Women-grasshoppers (1944-1956) with strange slender legs, surmounted by a very small head, squatting and leaning forward, extending their arms towards us. But the most fascinating figure is his tall Mantis (1946) filiform, which we do not know if it stands in a position of attack or if it implores us.
To evoke the artist’s working method, a set of objects that populated Germaine Richier’s studio are presented in the exhibition, a bric-a-brac of tools, branches, shells, stones, the skeleton of a bat. mice, chicken feet.
Germaine Richier “connects the human to the forces that go beyond him”, highlights Ariane Coulondre, “his work is imbued with a relationship to mythology and tales, a feeling of origins”. So beyond simple hybridization, she will imagine fantastic, enigmatic creatures, like a six-headed horsea strange Mountain which confronts two figures further and further from the human.
THE Christ of Assy, commissioned from the artist in 1950 for the Plateau d’Assy church in Haute-Savoie, was loaned exceptionally for the exhibition.

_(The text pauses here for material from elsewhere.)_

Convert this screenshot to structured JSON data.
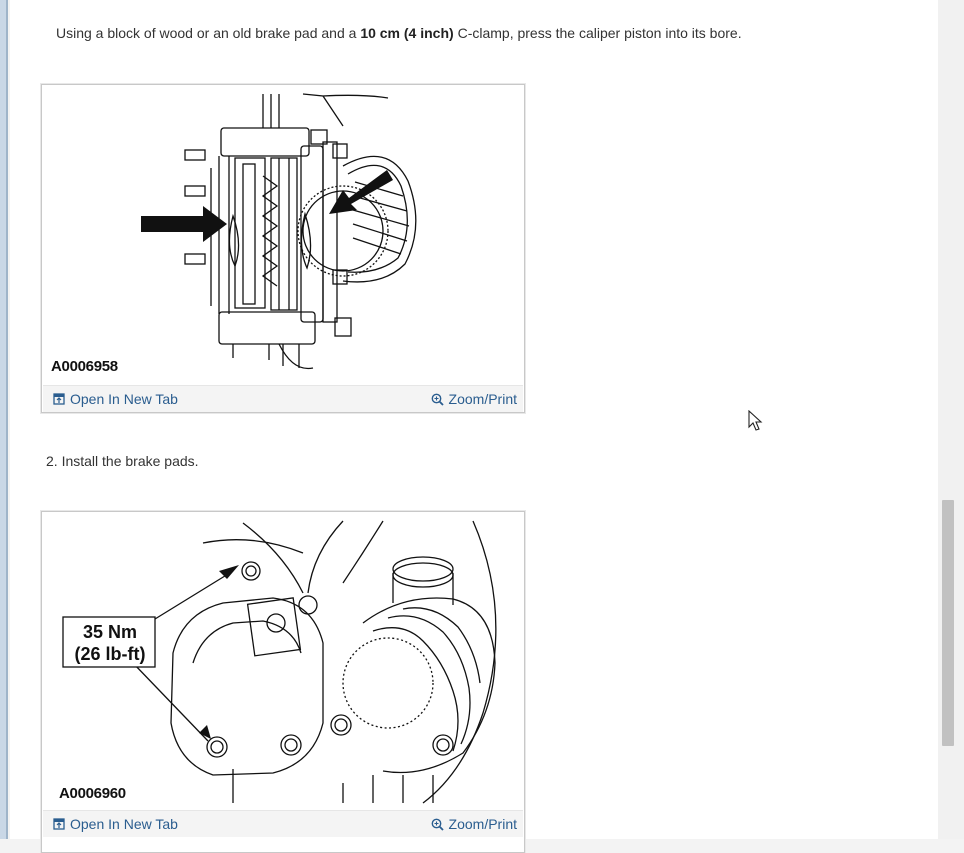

The figure of Christ, extremely bare and merging with the wood of the Cross, caused a scandal and was removed from the church, only to return in 1969.
In the 1950s, Germaine Richier began to stretch threads which were added to her sculptures, such as this brilliant Ant from 1953 seated which seems to weave a web. Threads that evoke the plumb line that she uses to check the verticality of her sculptures and that extend their volume. The Clawed (1952), a fantastic figure inspired by a character from Provençal folklore, hung from the ceiling and stretched with threads, floats strangely on the ceiling and projects its shadow on the wall, thus multiplying in space.

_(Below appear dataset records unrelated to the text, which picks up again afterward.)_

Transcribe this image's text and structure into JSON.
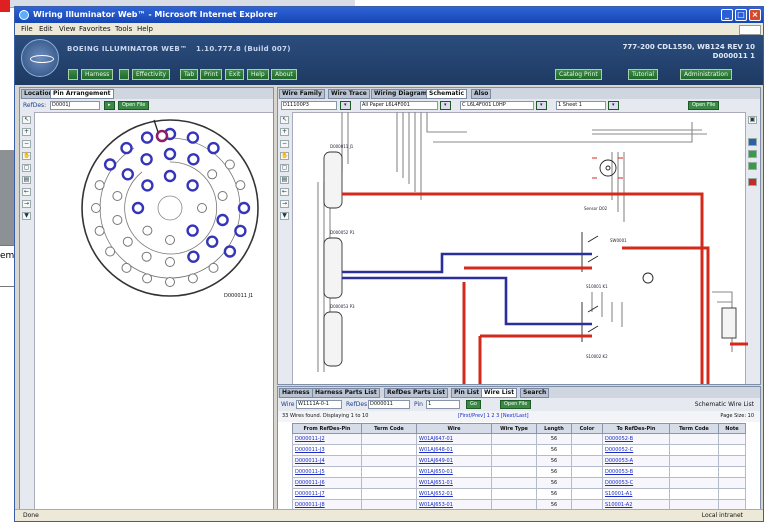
{
  "window": {
    "title": "Wiring Illuminator Web™ - Microsoft Internet Explorer",
    "menu": [
      "File",
      "Edit",
      "View",
      "Favorites",
      "Tools",
      "Help"
    ]
  },
  "header": {
    "app_name": "BOEING ILLUMINATOR WEB™",
    "version": "1.10.777.8 (Build 007)",
    "right_line1": "777-200 CDL1550, WB124 REV 10",
    "right_line2": "D000011 1",
    "nav": [
      "Harness",
      "Effectivity",
      "Tab",
      "Print",
      "Exit",
      "Help",
      "About"
    ],
    "nav_right": [
      "Catalog Print",
      "Tutorial",
      "Administration"
    ]
  },
  "left_panel": {
    "tabs": [
      "Location",
      "Pin Arrangement"
    ],
    "refdes_label": "RefDes:",
    "refdes_value": "D0001J",
    "open_label": "Open File",
    "connector_caption": "D000011 J1"
  },
  "right_panel": {
    "tabs": [
      "Wire Family",
      "Wire Trace",
      "Wiring Diagram",
      "Schematic",
      "Also"
    ],
    "filters": [
      "D11100P3",
      "All Paper L6L4F001",
      "C L6L4F001 L0HP",
      "1 Sheet 1"
    ],
    "open_label": "Open File",
    "labels": [
      "D000011 J1",
      "D000052 P1",
      "D000052 P2",
      "D000053 P3",
      "S10001 K1",
      "S10002 K2",
      "SW0001",
      "Sensor D02"
    ]
  },
  "bottom_panel": {
    "tabs": [
      "Harness",
      "Harness Parts List",
      "RefDes Parts List",
      "Pin List",
      "Wire List",
      "Search"
    ],
    "active_tab": "Wire List",
    "wire_label": "Wire",
    "wire_value": "W1111A-0-1",
    "refdes_label": "RefDes",
    "refdes_value": "D000011",
    "pin_label": "Pin",
    "pin_value": "1",
    "go_label": "Go",
    "open_label": "Open File",
    "schematic_label": "Schematic Wire List",
    "found_text": "33 Wires found. Displaying 1 to 10",
    "pages_text": "[First/Prev] 1 2 3 [Next/Last]",
    "page_size_text": "Page Size: 10",
    "columns": [
      "From RefDes-Pin",
      "Term Code",
      "Wire",
      "Wire Type",
      "Length",
      "Color",
      "To RefDes-Pin",
      "Term Code",
      "Note"
    ],
    "rows": [
      [
        "D000011-J2",
        "",
        "W01AJ647-01",
        "",
        "56",
        "",
        "D000052-B",
        ""
      ],
      [
        "D000011-J3",
        "",
        "W01AJ648-01",
        "",
        "56",
        "",
        "D000052-C",
        ""
      ],
      [
        "D000011-J4",
        "",
        "W01AJ649-01",
        "",
        "56",
        "",
        "D000053-A",
        ""
      ],
      [
        "D000011-J5",
        "",
        "W01AJ650-01",
        "",
        "56",
        "",
        "D000053-B",
        ""
      ],
      [
        "D000011-J6",
        "",
        "W01AJ651-01",
        "",
        "56",
        "",
        "D000053-C",
        ""
      ],
      [
        "D000011-J7",
        "",
        "W01AJ652-01",
        "",
        "56",
        "",
        "S10001-A1",
        ""
      ],
      [
        "D000011-J8",
        "",
        "W01AJ653-01",
        "",
        "56",
        "",
        "S10001-A2",
        ""
      ],
      [
        "D000011-J9",
        "",
        "W01AJ654-01",
        "",
        "56",
        "",
        "S10002-B1",
        ""
      ]
    ]
  },
  "status": {
    "left": "Done",
    "right": "Local intranet"
  },
  "background": {
    "fragment": "em"
  },
  "colors": {
    "titlebar": "#1646b4",
    "header": "#23436f",
    "nav_green": "#2f7a3a",
    "wire_red": "#d42a1e",
    "wire_blue": "#2a2f9c"
  }
}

The joy of color
The works of the last years before his premature death at the age of 56 show the extreme diversity of his experiments. Germaine Richier began to work with lead, which she melted herself in her studio, adding colored glasses to it. “Color became essential for her in the 1950s. It allowed her to bring joy and fantasy to her works. There is mystery and shadow in Richier, but also a joy, a pleasure to work with, explains Ariane Coulondre. In a last interview, a month before his death, the artist declared: “The purpose of the sculpture is first of all the joy of the one who makes it. You must feel his hand, his passion. The sculpture is serious, the color is cheerful. I want my statues to be cheerful. , active.”

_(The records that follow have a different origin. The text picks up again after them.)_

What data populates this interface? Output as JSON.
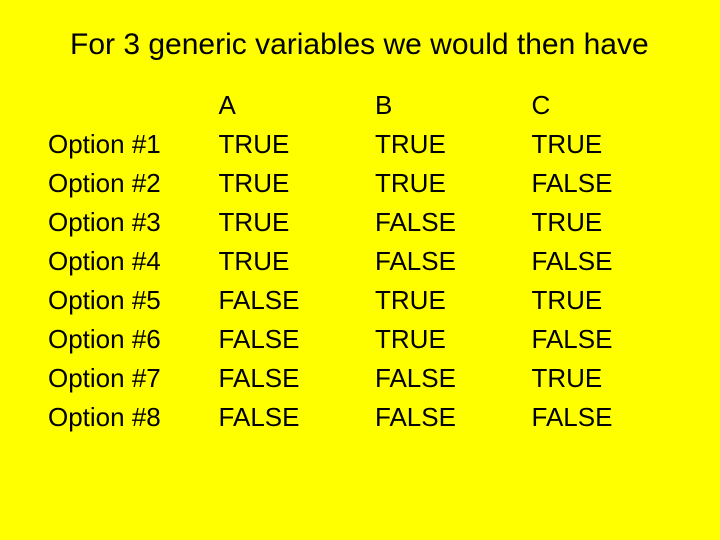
{
  "title": "For 3 generic variables we would then have",
  "chart_data": {
    "type": "table",
    "columns": [
      "",
      "A",
      "B",
      "C"
    ],
    "rows": [
      {
        "label": "Option #1",
        "values": [
          "TRUE",
          "TRUE",
          "TRUE"
        ]
      },
      {
        "label": "Option #2",
        "values": [
          "TRUE",
          "TRUE",
          "FALSE"
        ]
      },
      {
        "label": "Option #3",
        "values": [
          "TRUE",
          "FALSE",
          "TRUE"
        ]
      },
      {
        "label": "Option #4",
        "values": [
          "TRUE",
          "FALSE",
          "FALSE"
        ]
      },
      {
        "label": "Option #5",
        "values": [
          "FALSE",
          "TRUE",
          "TRUE"
        ]
      },
      {
        "label": "Option #6",
        "values": [
          "FALSE",
          "TRUE",
          "FALSE"
        ]
      },
      {
        "label": "Option #7",
        "values": [
          "FALSE",
          "FALSE",
          "TRUE"
        ]
      },
      {
        "label": "Option #8",
        "values": [
          "FALSE",
          "FALSE",
          "FALSE"
        ]
      }
    ]
  }
}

Her painter friends, Zao Wou-Ki or Maria Elena Vieira da Silva, created very beautiful colorful decorations for her. From 1956, when she was seriously ill, she added paint or enamel herself to small bronze figures. The Tate in London has loaned its latest major work for the exhibition, the five pieces of its Chessboardfantastic figures in painted plaster, perched on high pedestals.
Germaine Richier had no dealer. Aimé Maeght exhibited it in 1948, but when he offered Giacometti to sign a contract, he set him one condition: it would be him or Richier. And Maeght chooses Giacometti. His works are present in the collections “but it’s as if she were there without anyone looking at her”, notes Ariane Coulondre.
She was successful in Switzerland, Sweden, Italy, Germany, and the United Kingdom in particular. She participated in two exhibitions at MoMA in New York in 1955 and 1959. She was the first woman exhibited during her lifetime at the National Museum of Modern Art, in 1956, the same year as Matisse. She had not had a major exhibition in Paris since. “The fact that it is difficult to classify means that it has not always been given its place in the history of art,” tries to explain the commissioner. A good reason to go see this welcome retrospective.
Center Pompidou, Paris 4e
Every day except Tuesday and the 1er May, 11 a.m.-9 p.m., late opening Thursday until 11 p.m.
Prices: €17 / €14
From 1er March to June 12, 2023